This resource is a manikin-based simulation case involving a 55-year-old motorcycle rider who was involved in a high-speed collision. He is brought to the emergency room complaining of left-sided chest pain. After a brief period of stabilization, his condition deteriorates as he develops a tension pneumothorax. He subsequently requires needle decompression followed by tube thoracostomy. This resource is one of three respiratory simulation cases developed as part of a second-year medical school pharmacology curriculum. These cases were developed to help medical students integrate basic science principles taught in traditional lectures with real-life clinical scenarios. In this scenario, the learner needs to rapidly assess a patient with a pneumothorax and know different types of local analgesia and their potential side effects in a trauma patient. Finally, the learner must be able to discuss the anatomy of chest tube insertion and then perform a needle decompression of a tension pneumothorax. This simulation scenario has been used by approximately 180 second-year medical students. The feedback we have received has been very favorable, with many of the students requesting that we incorporate more simulation exercises into the basic science curriculum.

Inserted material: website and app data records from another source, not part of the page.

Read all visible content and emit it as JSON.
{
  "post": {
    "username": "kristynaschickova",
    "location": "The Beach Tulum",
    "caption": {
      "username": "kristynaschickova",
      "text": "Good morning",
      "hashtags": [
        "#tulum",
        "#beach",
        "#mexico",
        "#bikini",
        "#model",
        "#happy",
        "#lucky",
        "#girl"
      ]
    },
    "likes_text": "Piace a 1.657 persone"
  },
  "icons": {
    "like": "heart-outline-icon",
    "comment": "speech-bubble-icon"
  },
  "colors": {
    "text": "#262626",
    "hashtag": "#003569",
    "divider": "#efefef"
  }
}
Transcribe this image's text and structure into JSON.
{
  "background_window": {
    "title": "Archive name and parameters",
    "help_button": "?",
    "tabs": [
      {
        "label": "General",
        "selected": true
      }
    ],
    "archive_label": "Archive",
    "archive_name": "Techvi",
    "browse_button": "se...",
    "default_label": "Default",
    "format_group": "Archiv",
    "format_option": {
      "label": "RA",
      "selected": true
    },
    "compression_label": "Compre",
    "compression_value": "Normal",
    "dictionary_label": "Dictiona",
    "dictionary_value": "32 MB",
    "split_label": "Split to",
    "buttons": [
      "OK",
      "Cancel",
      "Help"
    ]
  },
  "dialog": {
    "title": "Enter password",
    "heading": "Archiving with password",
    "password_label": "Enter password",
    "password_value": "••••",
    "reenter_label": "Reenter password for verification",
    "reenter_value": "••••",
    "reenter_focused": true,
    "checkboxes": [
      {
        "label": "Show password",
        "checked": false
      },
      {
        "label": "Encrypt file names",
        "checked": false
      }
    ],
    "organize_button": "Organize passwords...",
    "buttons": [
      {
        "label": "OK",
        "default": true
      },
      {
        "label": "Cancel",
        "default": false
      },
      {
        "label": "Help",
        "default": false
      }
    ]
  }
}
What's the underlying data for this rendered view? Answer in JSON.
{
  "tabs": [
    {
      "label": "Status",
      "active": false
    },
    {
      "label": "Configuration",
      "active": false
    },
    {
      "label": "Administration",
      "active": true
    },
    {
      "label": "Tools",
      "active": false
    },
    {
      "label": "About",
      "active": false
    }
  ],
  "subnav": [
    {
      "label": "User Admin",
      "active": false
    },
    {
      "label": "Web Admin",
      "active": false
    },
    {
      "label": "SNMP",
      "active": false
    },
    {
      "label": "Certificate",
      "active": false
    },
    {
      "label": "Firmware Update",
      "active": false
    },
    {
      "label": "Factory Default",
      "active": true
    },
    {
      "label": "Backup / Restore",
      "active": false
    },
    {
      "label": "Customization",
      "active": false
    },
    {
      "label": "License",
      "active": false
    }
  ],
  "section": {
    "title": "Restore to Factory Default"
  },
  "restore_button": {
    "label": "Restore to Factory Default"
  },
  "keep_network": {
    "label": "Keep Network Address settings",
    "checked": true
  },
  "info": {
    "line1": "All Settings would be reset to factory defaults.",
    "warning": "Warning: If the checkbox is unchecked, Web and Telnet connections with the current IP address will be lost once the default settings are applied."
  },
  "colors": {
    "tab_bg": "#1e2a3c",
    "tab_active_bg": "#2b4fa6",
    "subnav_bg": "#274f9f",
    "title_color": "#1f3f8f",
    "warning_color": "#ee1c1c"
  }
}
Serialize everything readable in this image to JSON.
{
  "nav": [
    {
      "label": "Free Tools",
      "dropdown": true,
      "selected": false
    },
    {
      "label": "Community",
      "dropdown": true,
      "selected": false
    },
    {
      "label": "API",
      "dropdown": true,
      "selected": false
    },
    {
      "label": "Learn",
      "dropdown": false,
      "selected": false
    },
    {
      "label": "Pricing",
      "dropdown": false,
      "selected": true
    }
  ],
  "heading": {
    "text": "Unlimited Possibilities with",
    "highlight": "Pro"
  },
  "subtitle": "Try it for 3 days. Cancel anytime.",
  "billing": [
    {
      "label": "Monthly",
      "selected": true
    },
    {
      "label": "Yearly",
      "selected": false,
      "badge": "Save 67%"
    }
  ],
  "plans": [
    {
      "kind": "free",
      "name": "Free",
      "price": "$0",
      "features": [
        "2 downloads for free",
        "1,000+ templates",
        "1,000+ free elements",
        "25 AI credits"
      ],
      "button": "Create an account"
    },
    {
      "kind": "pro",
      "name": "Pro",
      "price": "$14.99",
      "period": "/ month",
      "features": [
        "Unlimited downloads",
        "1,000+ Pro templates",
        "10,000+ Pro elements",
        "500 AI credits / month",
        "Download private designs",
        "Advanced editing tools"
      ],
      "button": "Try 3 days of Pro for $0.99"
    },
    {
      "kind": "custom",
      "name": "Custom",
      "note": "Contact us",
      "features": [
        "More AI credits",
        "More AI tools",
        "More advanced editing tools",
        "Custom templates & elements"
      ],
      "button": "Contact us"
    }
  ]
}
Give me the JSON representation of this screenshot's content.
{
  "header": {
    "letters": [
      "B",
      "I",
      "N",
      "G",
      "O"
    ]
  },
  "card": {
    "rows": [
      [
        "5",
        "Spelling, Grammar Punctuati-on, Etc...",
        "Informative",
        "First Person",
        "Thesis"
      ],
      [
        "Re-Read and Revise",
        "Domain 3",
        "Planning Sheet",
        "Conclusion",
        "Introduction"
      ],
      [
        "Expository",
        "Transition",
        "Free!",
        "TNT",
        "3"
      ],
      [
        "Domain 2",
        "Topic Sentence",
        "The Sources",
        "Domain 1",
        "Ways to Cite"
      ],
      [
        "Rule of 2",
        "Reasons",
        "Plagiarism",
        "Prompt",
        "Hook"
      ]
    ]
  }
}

By the end of this simulation, learners will be able to:
- Develop a plausible differential diagnosis from the history and physical examination findings for the scenario.
- Choose a treatment plan to resolve the patient-simulator’s condition.
© 2010 Beck et al.
This is an open-access article distributed under the terms of the Creative Commons Attribution-NonCommercial-No Derivatives license.
Beck J, Romo C, Denmark K. Pharmacology simulation scenario: tension pneumothorax. MedEdPORTAL. 2010;6:7966. https:/
doi. org/ 10. 15766/ mep_ 2374- 8265. 7966